The government’s fight against anti-social behaviour has been attacked by retailers who have seen their livelihoods put at risk by yobs.  Leading London c-store owner Kay Patel said trade had been “decimated” by teenage gang members who have turned his neighbourhood into a no-go zone after dark.

The brazen gang has ignored dispersal orders in place around his shop and intimidated police into crossing the road to avoid them. Police finally made a string of arrests last week – but not until Mr Patel’s Stratford shop was ransacked.
Members of the gang now face being issued with anti-social behaviour orders (ASBOs) – but he and other shopkeepers said they feared police powers weren’t enough.

“We have raised concerns with the effectiveness of ASBOs, but the police team have promised us that they will be effective,” said Mr Patel.  ASBOs were introduced as a flagship policy of the New Labour government in 1999 and heralded as a new weapon for communities to tackle minor crime and nuisance and a breach can spell five years in prison.

They are now being phased out in favour of new legislation including a community trigger which forces police to investigate if three calls are made about a particular nuisance.  “I’m not sure a community trigger will work because the community and I have already complained on at least 100 occasions and we still have no solution,” said Mr Patel.

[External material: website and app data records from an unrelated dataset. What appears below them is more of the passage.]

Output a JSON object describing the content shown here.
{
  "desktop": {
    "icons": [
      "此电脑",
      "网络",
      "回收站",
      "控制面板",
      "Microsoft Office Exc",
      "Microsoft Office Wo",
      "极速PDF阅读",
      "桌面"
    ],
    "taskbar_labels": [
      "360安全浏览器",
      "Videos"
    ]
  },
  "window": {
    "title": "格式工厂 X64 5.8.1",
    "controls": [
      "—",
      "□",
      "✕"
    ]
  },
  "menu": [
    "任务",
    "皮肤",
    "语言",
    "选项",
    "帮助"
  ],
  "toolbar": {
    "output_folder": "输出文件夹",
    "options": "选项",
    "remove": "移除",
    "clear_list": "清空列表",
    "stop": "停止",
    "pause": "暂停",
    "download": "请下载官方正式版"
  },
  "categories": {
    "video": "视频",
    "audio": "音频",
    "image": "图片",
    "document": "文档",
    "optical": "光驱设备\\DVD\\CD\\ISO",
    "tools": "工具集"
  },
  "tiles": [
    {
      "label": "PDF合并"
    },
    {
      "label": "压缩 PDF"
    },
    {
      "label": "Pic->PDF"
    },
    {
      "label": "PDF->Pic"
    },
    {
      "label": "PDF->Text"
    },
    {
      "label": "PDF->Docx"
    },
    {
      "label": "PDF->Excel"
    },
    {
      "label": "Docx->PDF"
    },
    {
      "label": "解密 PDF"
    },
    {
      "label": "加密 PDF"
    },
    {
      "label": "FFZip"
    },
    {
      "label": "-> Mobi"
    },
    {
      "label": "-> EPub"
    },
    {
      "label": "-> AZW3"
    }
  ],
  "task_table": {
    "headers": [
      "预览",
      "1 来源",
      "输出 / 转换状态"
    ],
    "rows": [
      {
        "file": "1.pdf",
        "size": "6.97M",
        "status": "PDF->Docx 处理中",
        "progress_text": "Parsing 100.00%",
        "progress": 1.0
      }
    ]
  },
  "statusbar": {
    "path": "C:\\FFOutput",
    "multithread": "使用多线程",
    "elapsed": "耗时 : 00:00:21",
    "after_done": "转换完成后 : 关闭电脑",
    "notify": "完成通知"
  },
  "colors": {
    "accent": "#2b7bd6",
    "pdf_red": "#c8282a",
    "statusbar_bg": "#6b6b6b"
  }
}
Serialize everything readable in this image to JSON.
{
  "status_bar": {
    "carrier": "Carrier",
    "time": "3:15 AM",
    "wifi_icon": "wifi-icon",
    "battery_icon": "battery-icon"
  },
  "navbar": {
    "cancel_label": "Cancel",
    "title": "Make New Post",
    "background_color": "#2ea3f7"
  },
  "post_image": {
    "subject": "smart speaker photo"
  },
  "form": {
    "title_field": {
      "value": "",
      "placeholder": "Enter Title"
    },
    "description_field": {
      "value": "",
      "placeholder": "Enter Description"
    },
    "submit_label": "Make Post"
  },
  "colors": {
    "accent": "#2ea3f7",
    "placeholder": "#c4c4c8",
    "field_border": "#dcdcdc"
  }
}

Gloucestershire retailer Suthakar Krishnamoorthy, meanwhile, told RN this week police had done nothing to tackle anti-social behaviour near his shop which culminated in him and his father being stabbed.  “The government is failing local shops by not giving police the right powers and funding,” he said.  Mr Krishnamoorthy and his father Karthigesu were attacked last October by a teenager who had already been banned from their shop in Dursley. The 16-year-old was jailed for four years last week.